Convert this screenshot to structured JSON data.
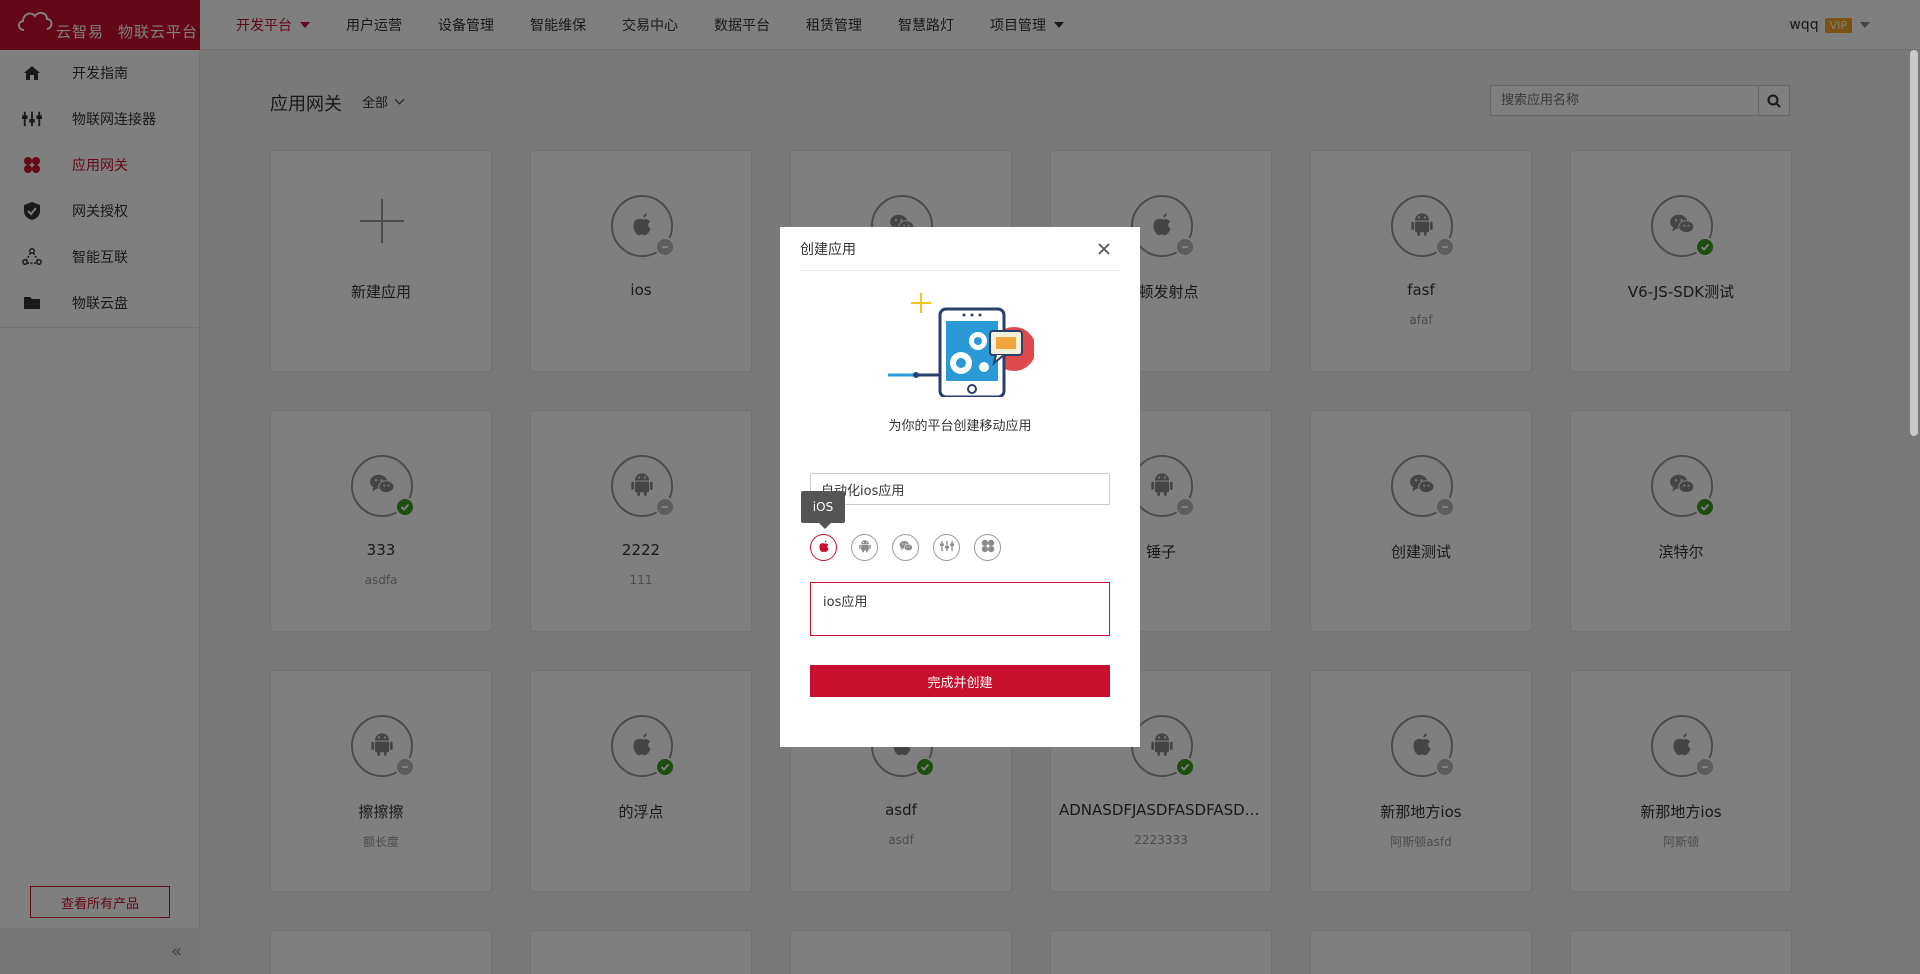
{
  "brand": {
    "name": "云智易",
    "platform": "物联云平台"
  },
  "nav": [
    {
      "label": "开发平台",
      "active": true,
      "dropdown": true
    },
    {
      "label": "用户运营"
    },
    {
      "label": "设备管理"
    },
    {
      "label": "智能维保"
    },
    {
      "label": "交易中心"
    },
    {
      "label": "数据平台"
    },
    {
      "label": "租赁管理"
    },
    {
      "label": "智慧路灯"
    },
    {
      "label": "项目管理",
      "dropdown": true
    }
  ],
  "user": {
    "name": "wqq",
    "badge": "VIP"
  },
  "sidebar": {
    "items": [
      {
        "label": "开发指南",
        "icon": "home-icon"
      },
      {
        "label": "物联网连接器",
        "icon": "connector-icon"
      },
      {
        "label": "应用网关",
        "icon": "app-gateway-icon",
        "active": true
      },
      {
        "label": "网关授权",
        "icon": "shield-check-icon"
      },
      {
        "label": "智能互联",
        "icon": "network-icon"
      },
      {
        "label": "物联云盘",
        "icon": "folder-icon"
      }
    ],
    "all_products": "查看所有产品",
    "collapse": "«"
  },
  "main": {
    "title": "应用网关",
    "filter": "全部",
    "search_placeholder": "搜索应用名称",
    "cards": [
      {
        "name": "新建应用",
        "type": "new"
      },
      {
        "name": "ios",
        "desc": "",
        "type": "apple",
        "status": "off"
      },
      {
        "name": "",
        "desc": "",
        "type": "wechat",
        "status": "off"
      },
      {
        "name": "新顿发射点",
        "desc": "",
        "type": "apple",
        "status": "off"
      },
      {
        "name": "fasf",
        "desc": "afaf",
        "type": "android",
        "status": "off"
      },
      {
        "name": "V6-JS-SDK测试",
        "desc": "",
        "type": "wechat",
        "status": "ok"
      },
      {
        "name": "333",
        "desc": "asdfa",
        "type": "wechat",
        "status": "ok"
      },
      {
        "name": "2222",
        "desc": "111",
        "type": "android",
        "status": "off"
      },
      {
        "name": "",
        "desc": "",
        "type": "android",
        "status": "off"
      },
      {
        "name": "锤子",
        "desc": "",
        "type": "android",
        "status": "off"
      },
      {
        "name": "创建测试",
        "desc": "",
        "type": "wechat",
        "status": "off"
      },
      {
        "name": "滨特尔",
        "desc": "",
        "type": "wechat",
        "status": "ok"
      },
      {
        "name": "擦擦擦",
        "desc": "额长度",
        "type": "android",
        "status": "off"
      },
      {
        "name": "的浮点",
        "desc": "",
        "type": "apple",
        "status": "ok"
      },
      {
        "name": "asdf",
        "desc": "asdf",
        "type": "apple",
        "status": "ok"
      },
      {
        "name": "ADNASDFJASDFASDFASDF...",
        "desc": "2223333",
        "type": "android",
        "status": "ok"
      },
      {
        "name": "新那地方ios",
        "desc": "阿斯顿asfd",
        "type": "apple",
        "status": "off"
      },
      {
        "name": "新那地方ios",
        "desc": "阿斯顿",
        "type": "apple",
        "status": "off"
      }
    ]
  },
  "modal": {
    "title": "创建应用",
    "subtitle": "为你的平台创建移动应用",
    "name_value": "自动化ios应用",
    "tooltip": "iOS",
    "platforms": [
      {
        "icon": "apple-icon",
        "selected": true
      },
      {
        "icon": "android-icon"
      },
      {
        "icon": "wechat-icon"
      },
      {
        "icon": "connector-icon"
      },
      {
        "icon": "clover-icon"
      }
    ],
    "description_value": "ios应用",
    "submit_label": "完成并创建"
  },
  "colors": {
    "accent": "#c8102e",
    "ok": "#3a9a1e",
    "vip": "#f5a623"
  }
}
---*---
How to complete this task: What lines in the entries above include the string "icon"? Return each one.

Task response:
        "icon": "home-icon"
        "icon": "connector-icon"
        "icon": "app-gateway-icon",
        "icon": "shield-check-icon"
        "icon": "network-icon"
        "icon": "folder-icon"
        "icon": "apple-icon",
        "icon": "android-icon"
        "icon": "wechat-icon"
        "icon": "connector-icon"
        "icon": "clover-icon"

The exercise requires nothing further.